“I think performing opening and closing statements as an attorney was good practice for my roles with MCT and the Maverick Players,” laughed Corrales.
In 2014 Corrales married his wife Michelle after a four-month whirlwind courtship. The couple are raising their 10-year-old son and Michelle’s 15-year-old niece.
“Once again, as I’m raising my family, I have my grandmother Lillie to thank,” explained Corrales. “My stepson is autistic and couldn’t speak until he was 4. He took speech classes through MARC here in Midland. When my grandmother was on the City Council, she helped obtain a CDBG [Community Development Block Grant] for MARC. Her great grandson is now benefitting from her efforts.”
Like his grandmother, Corrales is also a business entrepreneur. He helped family members establish the Golden Chick restaurant on Florida Avenue. Michelle and Dan own Pristine Organic Dry Cleaners in Red Oak Plaza on Loop 250 between HEB and the Hilton Garden Inn. Today, the business is thriving, but not after a major setback.
On January 27, 2017, while Michelle and Dan were in the process of opening the dry cleaning business, they were eating dinner at home while watching television.
“There was something funny on TV, and I laughed at the wrong time. The food went down my trachea,” explained Dan. “I was choking. Michelle said when she looked over and saw me, I had fallen on the floor and was blue. By the time EMS arrived, I had no pulse.”
He was rushed to Midland Memorial Hospital where he slipped into a coma. EMS managed to resuscitate Corrales, but he had gone without oxygen for more than 20 minutes.
“The odds were against me,” stated Corrales. “The doctors told my wife that more than likely I would be in a vegetative state.”
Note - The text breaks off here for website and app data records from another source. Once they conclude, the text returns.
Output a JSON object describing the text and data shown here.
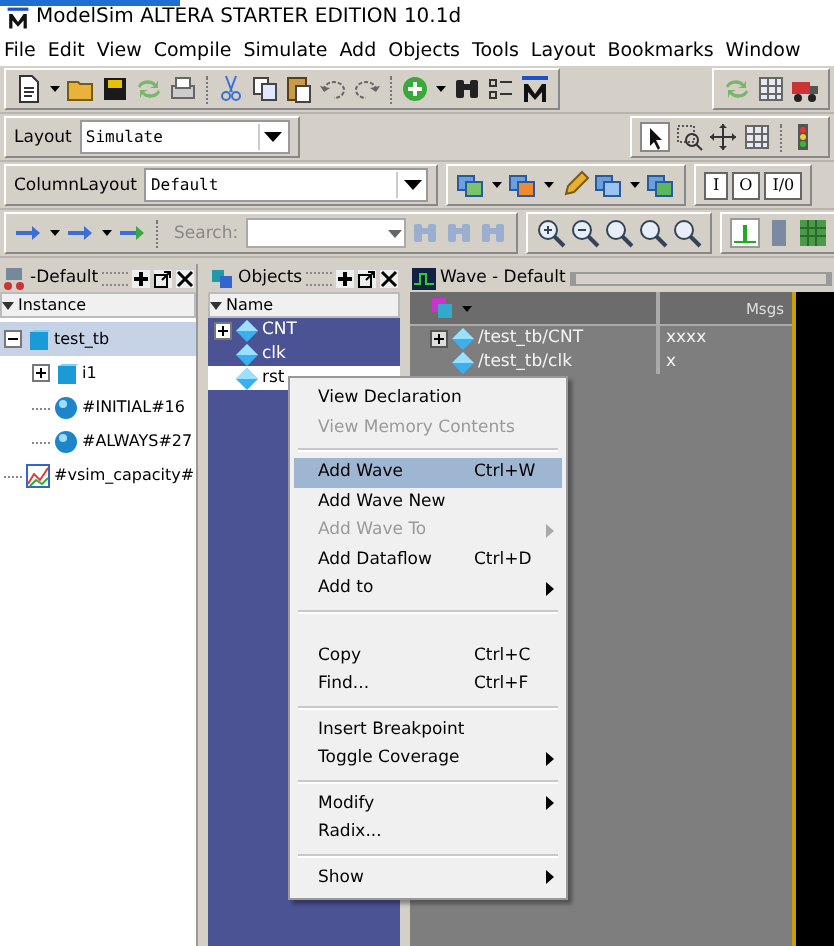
{
  "window": {
    "title": "ModelSim ALTERA STARTER EDITION 10.1d"
  },
  "menu": [
    "File",
    "Edit",
    "View",
    "Compile",
    "Simulate",
    "Add",
    "Objects",
    "Tools",
    "Layout",
    "Bookmarks",
    "Window"
  ],
  "toolbar": {
    "layout_label": "Layout",
    "layout_value": "Simulate",
    "column_layout_label": "ColumnLayout",
    "column_layout_value": "Default",
    "search_label": "Search:",
    "port_buttons": [
      "I",
      "O",
      "I/0"
    ]
  },
  "instance_pane": {
    "title": "-Default",
    "column": "Instance",
    "tree": [
      {
        "label": "test_tb",
        "kind": "module",
        "expanded": true,
        "selected": true,
        "children": [
          {
            "label": "i1",
            "kind": "module",
            "expanded": false,
            "selected": false
          },
          {
            "label": "#INITIAL#16",
            "kind": "process",
            "selected": false
          },
          {
            "label": "#ALWAYS#27",
            "kind": "process",
            "selected": false
          }
        ]
      },
      {
        "label": "#vsim_capacity#",
        "kind": "capacity",
        "selected": false
      }
    ]
  },
  "objects_pane": {
    "title": "Objects",
    "column": "Name",
    "rows": [
      {
        "label": "CNT",
        "expandable": true,
        "selected": true
      },
      {
        "label": "clk",
        "expandable": false,
        "selected": true
      },
      {
        "label": "rst",
        "expandable": false,
        "selected": false
      }
    ]
  },
  "wave_pane": {
    "title": "Wave - Default",
    "msgs_header": "Msgs",
    "rows": [
      {
        "signal": "/test_tb/CNT",
        "value": "xxxx",
        "expandable": true
      },
      {
        "signal": "/test_tb/clk",
        "value": "x",
        "expandable": false
      }
    ]
  },
  "context_menu": {
    "groups": [
      [
        {
          "label": "View Declaration",
          "disabled": false,
          "selected": false,
          "submenu": false
        },
        {
          "label": "View Memory Contents",
          "disabled": true,
          "selected": false,
          "submenu": false
        }
      ],
      [
        {
          "label": "Add Wave",
          "shortcut": "Ctrl+W",
          "disabled": false,
          "selected": true,
          "submenu": false
        },
        {
          "label": "Add Wave New",
          "disabled": false,
          "selected": false,
          "submenu": false
        },
        {
          "label": "Add Wave To",
          "disabled": true,
          "selected": false,
          "submenu": true
        },
        {
          "label": "Add Dataflow",
          "shortcut": "Ctrl+D",
          "disabled": false,
          "selected": false,
          "submenu": false
        },
        {
          "label": "Add to",
          "disabled": false,
          "selected": false,
          "submenu": true
        }
      ],
      [
        {
          "label": "Copy",
          "shortcut": "Ctrl+C",
          "disabled": false,
          "selected": false,
          "submenu": false
        },
        {
          "label": "Find...",
          "shortcut": "Ctrl+F",
          "disabled": false,
          "selected": false,
          "submenu": false
        }
      ],
      [
        {
          "label": "Insert Breakpoint",
          "disabled": false,
          "selected": false,
          "submenu": false
        },
        {
          "label": "Toggle Coverage",
          "disabled": false,
          "selected": false,
          "submenu": true
        }
      ],
      [
        {
          "label": "Modify",
          "disabled": false,
          "selected": false,
          "submenu": true
        },
        {
          "label": "Radix...",
          "disabled": false,
          "selected": false,
          "submenu": false
        }
      ],
      [
        {
          "label": "Show",
          "disabled": false,
          "selected": false,
          "submenu": true
        }
      ]
    ]
  }
}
To preserve his brain activity, doctors put Corrales in a hypothermic state then slowly raised his body temperature.
“The doctors told my wife that if I ever woke up, I probably wouldn’t be able to speak and probably wouldn’t even know her. After two weeks, I did awaken. I remember seeing Michelle right there by my side. She said my name and asked me if I knew who she was. I immediately said, ‘Of course, I know who you are—you’re my wife.’ There was no sign of brain injury. It truly was a miracle! Even the doctors are amazed that I wasn’t paralyzed or brain dead.
“The experience taught me a valuable lesson: Appreciate the people in your life while you have them because you really don’t know what tomorrow may bring. I wake up every day thanking God that I’m here.”
Corrales went back to work the day after he was released from the hospital. He was determined to get the business up and running.
Corrales also still practices law occasionally in New York representing real estate developers. He takes pride in the fact that he practices law with the strong ethical background instilled in him during his childhood and youth in Midland.
“Recently, I was representing an apartment complex that wanted to evict a single mother with three children for nonpayment of her rent,” said Corrales. “It was the Christmas season, and I just couldn’t see making the family leave their home during the holidays. Fortunately, I asked for a continuance that allowed them to remain in the apartment until January.”
Corrales said that many Midlanders believe that the city’s population is losing these ethical values, but he claims that isn’t so.
“Midland is a melting pot,” said Corrales. “People are moving here from other places, and I believe it’s making Midland better. We can still retain those values that I learned growing up here.”
Corrales proudly displays a tattoo on his arm written in Spanish: “Lo esencial es invisible a los ojos.” Translated in English it means, “What is essential is invisible to the eyes.” It is from the children’s book The Little Prince.
“The entire passage in the book reads, ‘It is very simple: It is only with the heart that one can see rightly: what is essential is invisible to the eye,’” said Corrales. “It is a motto I try to maintain in my life. We focus way too much on superficial things. What is important are those things that are truly felt with our heart.” †